Following a prepared statement by member Priscilla McCoy, the Thomaston Community Relations Committee voted 3-1 Monday to recommend that the city relocate its governmental offices out of the building bearing Confederate General Robert Edward Lee’s name.
During her statement, McCoy made comparisons to the Jewish Holocaust and the Jan. 6 incident in Washington, D.C. She said the issue was not one of race but of “wrong or right,” adding that the current facility “honors and glorifies” a man who “fought… to preserve slavery.”
McCoy also was critical of Republican members of the Georgia Legislature and Gov. Brian Kemp.
“Some say it will cost too much to relocate. I believe this would be a short-term investment for a long-term benefit,” McCoy stated. “African-Americans make financial investments in this city and county every day… I don’t think that we should use our revenue to maintain businesses glorifying a slave owner and insurrectionist. This is wrong, period.”
Pastor Greg Smith seconded McCoy’s motion for relocation, but emphasized that the committee should remain open to other recommendations.
“I want to thank Ms. McCoy for her passionate speech. I can tell a lot of thought went into that,” Smith said. “I whole-heartedly agree with everything that you said. I won’t say that would be my only recommendation, but that would be one of the recommendations I would make.”
Chairman Rev. James McGill voted in favor of the recommendation, and committee member Sheila Hall cast the lone vote against sending the suggestion to city council.
Following are portions of McCoy’s prepared comments:
“After considerable self-reflection and introspection, I’ve decided to recommend that the city relocate. This is not a black or white issue, this is a wrong or right issue for me. If the city has another property or building, I recommend renovating it.
“I don’t believe it is morally right or just to continue operating in this facility that honors and glorifies R.E. Lee and the Confederacy that fought to keep human beings as slaves, fought to overthrow our government in order to preserve slavery.
“The Georgia Republican-controlled legislature and Gov. Brian Kemp… cemented those beliefs when they passed and Kemp signed legislation into law handcuffing local governments from doing that which is right, moral, and just.
“Some have talked about contextualization. I thought about this long and hard, and came to a decision that it would not work for this building. The name is still honoring and glorifying wrong. We would be saying that we agree with R.E. Lee trying to overthrow the government to preserve slavery… How could we possibly contextualize this?

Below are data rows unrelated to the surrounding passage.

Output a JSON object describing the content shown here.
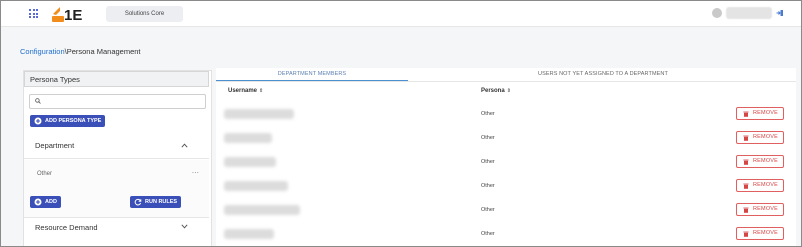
{
  "header": {
    "product_tab": "Solutions Core",
    "colors": {
      "brand_orange": "#f28c1b",
      "accent_blue": "#3b4fb8"
    }
  },
  "breadcrumb": {
    "link": "Configuration",
    "separator": "\\",
    "current": "Persona Management"
  },
  "left_panel": {
    "title": "Persona Types",
    "search": {
      "placeholder": "",
      "value": ""
    },
    "add_persona_type_label": "ADD PERSONA TYPE",
    "sections": [
      {
        "label": "Department",
        "expanded": true,
        "items": [
          {
            "label": "Other",
            "menu": "..."
          }
        ]
      },
      {
        "label": "Resource Demand",
        "expanded": false
      }
    ],
    "add_label": "ADD",
    "run_rules_label": "RUN RULES"
  },
  "right_panel": {
    "tabs": [
      {
        "label": "DEPARTMENT MEMBERS",
        "active": true
      },
      {
        "label": "USERS NOT YET ASSIGNED TO A DEPARTMENT",
        "active": false
      }
    ],
    "columns": [
      {
        "label": "Username",
        "sort": "⇕"
      },
      {
        "label": "Persona",
        "sort": "⇕"
      }
    ],
    "rows": [
      {
        "persona": "Other",
        "action": "REMOVE"
      },
      {
        "persona": "Other",
        "action": "REMOVE"
      },
      {
        "persona": "Other",
        "action": "REMOVE"
      },
      {
        "persona": "Other",
        "action": "REMOVE"
      },
      {
        "persona": "Other",
        "action": "REMOVE"
      },
      {
        "persona": "Other",
        "action": "REMOVE"
      }
    ]
  }
}
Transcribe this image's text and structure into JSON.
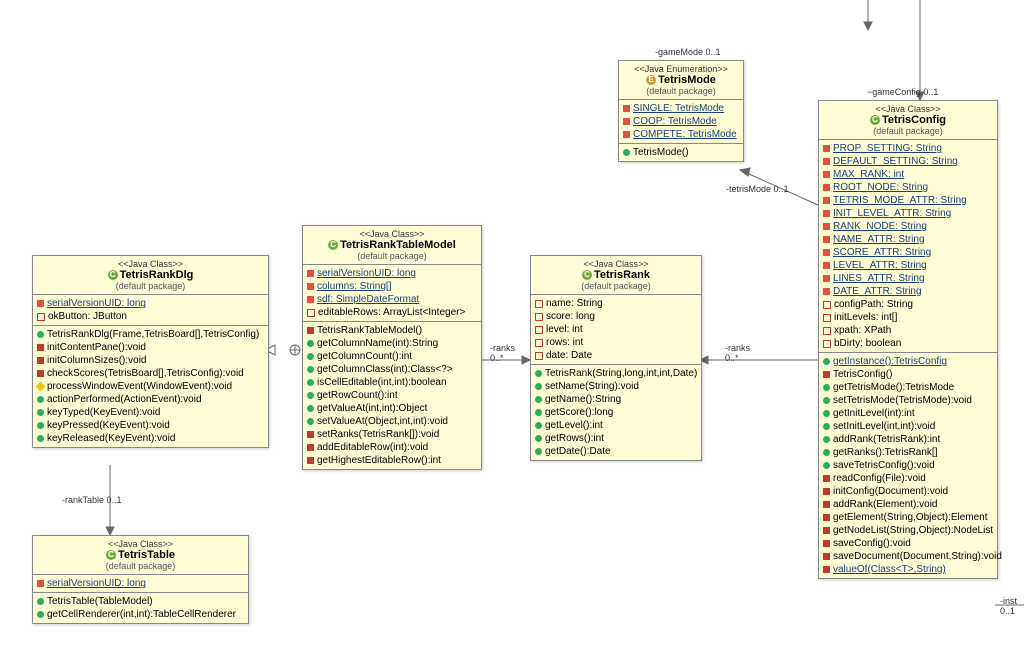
{
  "stereotypes": {
    "class": "<<Java Class>>",
    "enum": "<<Java Enumeration>>"
  },
  "pkg": "(default package)",
  "classes": {
    "TetrisMode": {
      "name": "TetrisMode",
      "literals": [
        "SINGLE: TetrisMode",
        "COOP: TetrisMode",
        "COMPETE: TetrisMode"
      ],
      "ops": [
        "TetrisMode()"
      ]
    },
    "TetrisRankDlg": {
      "name": "TetrisRankDlg",
      "attrs": [
        {
          "i": "sf",
          "t": "serialVersionUID: long",
          "s": true
        },
        {
          "i": "attr-sq",
          "t": "okButton: JButton"
        }
      ],
      "ops": [
        {
          "i": "green-circ",
          "t": "TetrisRankDlg(Frame,TetrisBoard[],TetrisConfig)"
        },
        {
          "i": "red-sq",
          "t": "initContentPane():void"
        },
        {
          "i": "red-sq",
          "t": "initColumnSizes():void"
        },
        {
          "i": "red-sq",
          "t": "checkScores(TetrisBoard[],TetrisConfig):void"
        },
        {
          "i": "yellow-diam",
          "t": "processWindowEvent(WindowEvent):void"
        },
        {
          "i": "green-circ",
          "t": "actionPerformed(ActionEvent):void"
        },
        {
          "i": "green-circ",
          "t": "keyTyped(KeyEvent):void"
        },
        {
          "i": "green-circ",
          "t": "keyPressed(KeyEvent):void"
        },
        {
          "i": "green-circ",
          "t": "keyReleased(KeyEvent):void"
        }
      ]
    },
    "TetrisTable": {
      "name": "TetrisTable",
      "attrs": [
        {
          "i": "sf",
          "t": "serialVersionUID: long",
          "s": true
        }
      ],
      "ops": [
        {
          "i": "green-circ",
          "t": "TetrisTable(TableModel)"
        },
        {
          "i": "green-circ",
          "t": "getCellRenderer(int,int):TableCellRenderer"
        }
      ]
    },
    "TetrisRankTableModel": {
      "name": "TetrisRankTableModel",
      "attrs": [
        {
          "i": "sf",
          "t": "serialVersionUID: long",
          "s": true
        },
        {
          "i": "sf",
          "t": "columns: String[]",
          "s": true
        },
        {
          "i": "sf",
          "t": "sdf: SimpleDateFormat",
          "s": true
        },
        {
          "i": "attr-sq",
          "t": "editableRows: ArrayList<Integer>"
        }
      ],
      "ops": [
        {
          "i": "red-sq",
          "t": "TetrisRankTableModel()"
        },
        {
          "i": "green-circ",
          "t": "getColumnName(int):String"
        },
        {
          "i": "green-circ",
          "t": "getColumnCount():int"
        },
        {
          "i": "green-circ",
          "t": "getColumnClass(int):Class<?>"
        },
        {
          "i": "green-circ",
          "t": "isCellEditable(int,int):boolean"
        },
        {
          "i": "green-circ",
          "t": "getRowCount():int"
        },
        {
          "i": "green-circ",
          "t": "getValueAt(int,int):Object"
        },
        {
          "i": "green-circ",
          "t": "setValueAt(Object,int,int):void"
        },
        {
          "i": "red-sq",
          "t": "setRanks(TetrisRank[]):void"
        },
        {
          "i": "red-sq",
          "t": "addEditableRow(int):void"
        },
        {
          "i": "red-sq",
          "t": "getHighestEditableRow():int"
        }
      ]
    },
    "TetrisRank": {
      "name": "TetrisRank",
      "attrs": [
        {
          "i": "attr-sq",
          "t": "name: String"
        },
        {
          "i": "attr-sq",
          "t": "score: long"
        },
        {
          "i": "attr-sq",
          "t": "level: int"
        },
        {
          "i": "attr-sq",
          "t": "rows: int"
        },
        {
          "i": "attr-sq",
          "t": "date: Date"
        }
      ],
      "ops": [
        {
          "i": "green-circ",
          "t": "TetrisRank(String,long,int,int,Date)"
        },
        {
          "i": "green-circ",
          "t": "setName(String):void"
        },
        {
          "i": "green-circ",
          "t": "getName():String"
        },
        {
          "i": "green-circ",
          "t": "getScore():long"
        },
        {
          "i": "green-circ",
          "t": "getLevel():int"
        },
        {
          "i": "green-circ",
          "t": "getRows():int"
        },
        {
          "i": "green-circ",
          "t": "getDate():Date"
        }
      ]
    },
    "TetrisConfig": {
      "name": "TetrisConfig",
      "attrs": [
        {
          "i": "sf",
          "t": "PROP_SETTING: String",
          "s": true
        },
        {
          "i": "sf",
          "t": "DEFAULT_SETTING: String",
          "s": true
        },
        {
          "i": "sf",
          "t": "MAX_RANK: int",
          "s": true
        },
        {
          "i": "sf",
          "t": "ROOT_NODE: String",
          "s": true
        },
        {
          "i": "sf",
          "t": "TETRIS_MODE_ATTR: String",
          "s": true
        },
        {
          "i": "sf",
          "t": "INIT_LEVEL_ATTR: String",
          "s": true
        },
        {
          "i": "sf",
          "t": "RANK_NODE: String",
          "s": true
        },
        {
          "i": "sf",
          "t": "NAME_ATTR: String",
          "s": true
        },
        {
          "i": "sf",
          "t": "SCORE_ATTR: String",
          "s": true
        },
        {
          "i": "sf",
          "t": "LEVEL_ATTR: String",
          "s": true
        },
        {
          "i": "sf",
          "t": "LINES_ATTR: String",
          "s": true
        },
        {
          "i": "sf",
          "t": "DATE_ATTR: String",
          "s": true
        },
        {
          "i": "attr-sq",
          "t": "configPath: String"
        },
        {
          "i": "attr-sq",
          "t": "initLevels: int[]"
        },
        {
          "i": "attr-sq",
          "t": "xpath: XPath"
        },
        {
          "i": "attr-sq",
          "t": "bDirty: boolean"
        }
      ],
      "ops": [
        {
          "i": "green-circ",
          "t": "getInstance():TetrisConfig",
          "s": true
        },
        {
          "i": "red-sq",
          "t": "TetrisConfig()"
        },
        {
          "i": "green-circ",
          "t": "getTetrisMode():TetrisMode"
        },
        {
          "i": "green-circ",
          "t": "setTetrisMode(TetrisMode):void"
        },
        {
          "i": "green-circ",
          "t": "getInitLevel(int):int"
        },
        {
          "i": "green-circ",
          "t": "setInitLevel(int,int):void"
        },
        {
          "i": "green-circ",
          "t": "addRank(TetrisRank):int"
        },
        {
          "i": "green-circ",
          "t": "getRanks():TetrisRank[]"
        },
        {
          "i": "green-circ",
          "t": "saveTetrisConfig():void"
        },
        {
          "i": "red-sq",
          "t": "readConfig(File):void"
        },
        {
          "i": "red-sq",
          "t": "initConfig(Document):void"
        },
        {
          "i": "red-sq",
          "t": "addRank(Element):void"
        },
        {
          "i": "red-sq",
          "t": "getElement(String,Object):Element"
        },
        {
          "i": "red-sq",
          "t": "getNodeList(String,Object):NodeList"
        },
        {
          "i": "red-sq",
          "t": "saveConfig():void"
        },
        {
          "i": "red-sq",
          "t": "saveDocument(Document,String):void"
        },
        {
          "i": "red-sq",
          "t": "valueOf(Class<T>,String)",
          "s": true
        }
      ]
    }
  },
  "assocs": {
    "gameMode": {
      "label": "-gameMode",
      "mult": "0..1"
    },
    "gameConfig": {
      "label": "~gameConfig",
      "mult": "0..1"
    },
    "tetrisMode": {
      "label": "-tetrisMode",
      "mult": "0..1"
    },
    "ranks1": {
      "label": "-ranks",
      "mult": "0..*"
    },
    "ranks2": {
      "label": "-ranks",
      "mult": "0..*"
    },
    "rankTable": {
      "label": "-rankTable",
      "mult": "0..1"
    },
    "inst": {
      "label": "-inst",
      "mult": "0..1"
    }
  }
}
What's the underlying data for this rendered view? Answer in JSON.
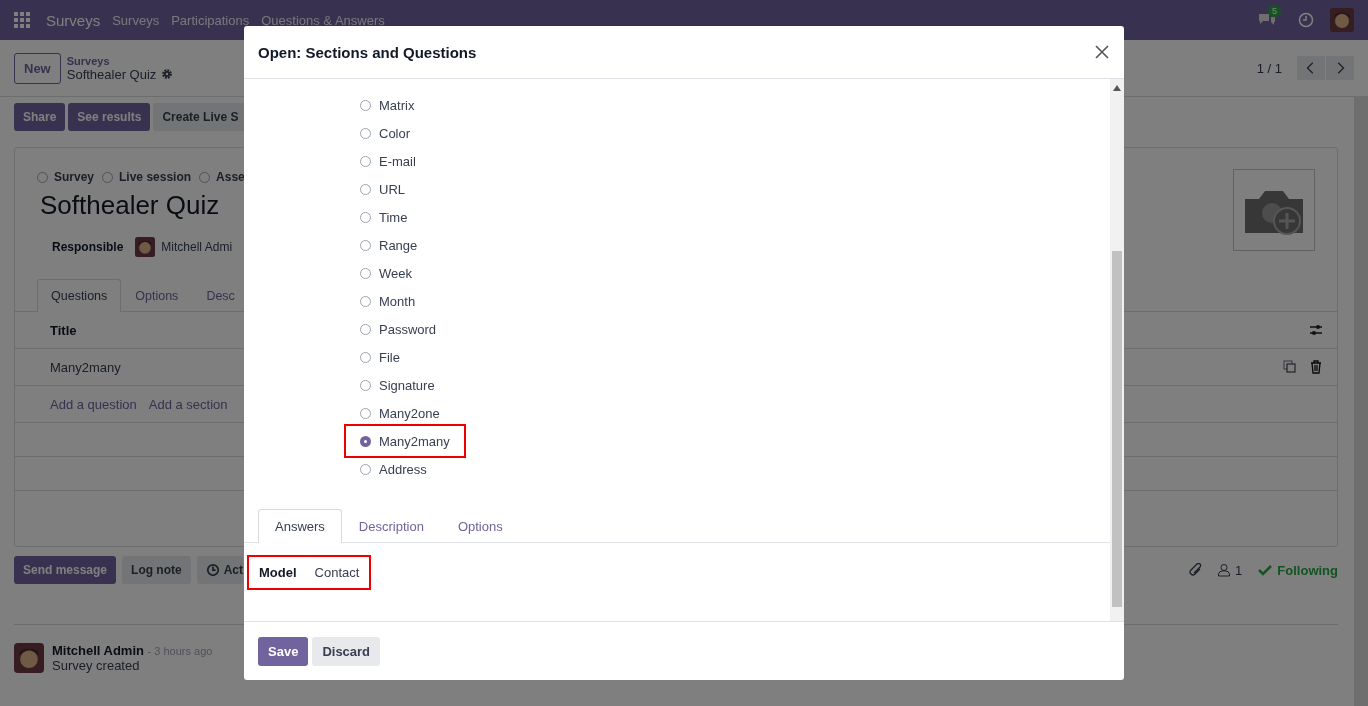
{
  "navbar": {
    "app": "Surveys",
    "menu": [
      "Surveys",
      "Participations",
      "Questions & Answers"
    ],
    "chat_badge": "5"
  },
  "control_panel": {
    "new_button": "New",
    "breadcrumb_parent": "Surveys",
    "breadcrumb_current": "Softhealer Quiz",
    "pager": "1 / 1"
  },
  "action_buttons": [
    {
      "label": "Share",
      "kind": "primary"
    },
    {
      "label": "See results",
      "kind": "primary"
    },
    {
      "label": "Create Live S",
      "kind": "secondary"
    }
  ],
  "form": {
    "survey_types": [
      {
        "label": "Survey",
        "selected": false
      },
      {
        "label": "Live session",
        "selected": false
      },
      {
        "label": "Asse",
        "selected": false
      }
    ],
    "title": "Softhealer Quiz",
    "responsible_label": "Responsible",
    "responsible": "Mitchell Admi",
    "tabs": [
      {
        "label": "Questions",
        "selected": true
      },
      {
        "label": "Options",
        "selected": false
      },
      {
        "label": "Desc",
        "selected": false
      }
    ],
    "table": {
      "columns": [
        "Title"
      ],
      "rows": [
        [
          "Many2many"
        ]
      ],
      "add_links": [
        "Add a question",
        "Add a section"
      ]
    }
  },
  "chatter": {
    "buttons": [
      {
        "label": "Send message",
        "kind": "primary"
      },
      {
        "label": "Log note",
        "kind": "secondary"
      },
      {
        "label": "Act",
        "kind": "activity"
      }
    ],
    "followers": "1",
    "following": "Following",
    "messages": [
      {
        "author": "Mitchell Admin",
        "time": "- 3 hours ago",
        "body": "Survey created"
      }
    ]
  },
  "dialog": {
    "title": "Open: Sections and Questions",
    "options": [
      {
        "label": "Matrix",
        "selected": false,
        "highlighted": false
      },
      {
        "label": "Color",
        "selected": false,
        "highlighted": false
      },
      {
        "label": "E-mail",
        "selected": false,
        "highlighted": false
      },
      {
        "label": "URL",
        "selected": false,
        "highlighted": false
      },
      {
        "label": "Time",
        "selected": false,
        "highlighted": false
      },
      {
        "label": "Range",
        "selected": false,
        "highlighted": false
      },
      {
        "label": "Week",
        "selected": false,
        "highlighted": false
      },
      {
        "label": "Month",
        "selected": false,
        "highlighted": false
      },
      {
        "label": "Password",
        "selected": false,
        "highlighted": false
      },
      {
        "label": "File",
        "selected": false,
        "highlighted": false
      },
      {
        "label": "Signature",
        "selected": false,
        "highlighted": false
      },
      {
        "label": "Many2one",
        "selected": false,
        "highlighted": false
      },
      {
        "label": "Many2many",
        "selected": true,
        "highlighted": true
      },
      {
        "label": "Address",
        "selected": false,
        "highlighted": false
      }
    ],
    "tabs": [
      {
        "label": "Answers",
        "selected": true
      },
      {
        "label": "Description",
        "selected": false
      },
      {
        "label": "Options",
        "selected": false
      }
    ],
    "field": {
      "label": "Model",
      "value": "Contact",
      "highlighted": true
    },
    "buttons": [
      {
        "label": "Save",
        "kind": "primary"
      },
      {
        "label": "Discard",
        "kind": "secondary"
      }
    ]
  }
}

“How would Jewish people feel doing business in a building with Adolph Hitler’s name in big, bold letters on the outside and an auditorium inside, honoring Hitler and others who put them in interment camps and slaughtered their ancestors, thus glorifying and honoring the Holocaust? Should the city council be remembered for this?
“I know that not all committee members feel the same way. Some want it to remain as is and see nothing wrong with honoring slave owners who fought against our country to preserve the South’s ‘way of life.’
“This city will be celebrated honoring Juneteenth next year. How are you going to honor freed slaves and honor the slave owner and insurrectionist? That would be like honoring those individuals on Jan. 6, 2021 who fought to overthrow our democracy in order to preserve a lie.
“I’m sorry, but I cannot do it. It would be your decision, city council, to accept or reject the recommendation. What will you stand for in this moment? Right or wrong? There is no in between.”
The recommendation will be forwarded to the city council, which meets at 7 p.m. Tuesday, July 20.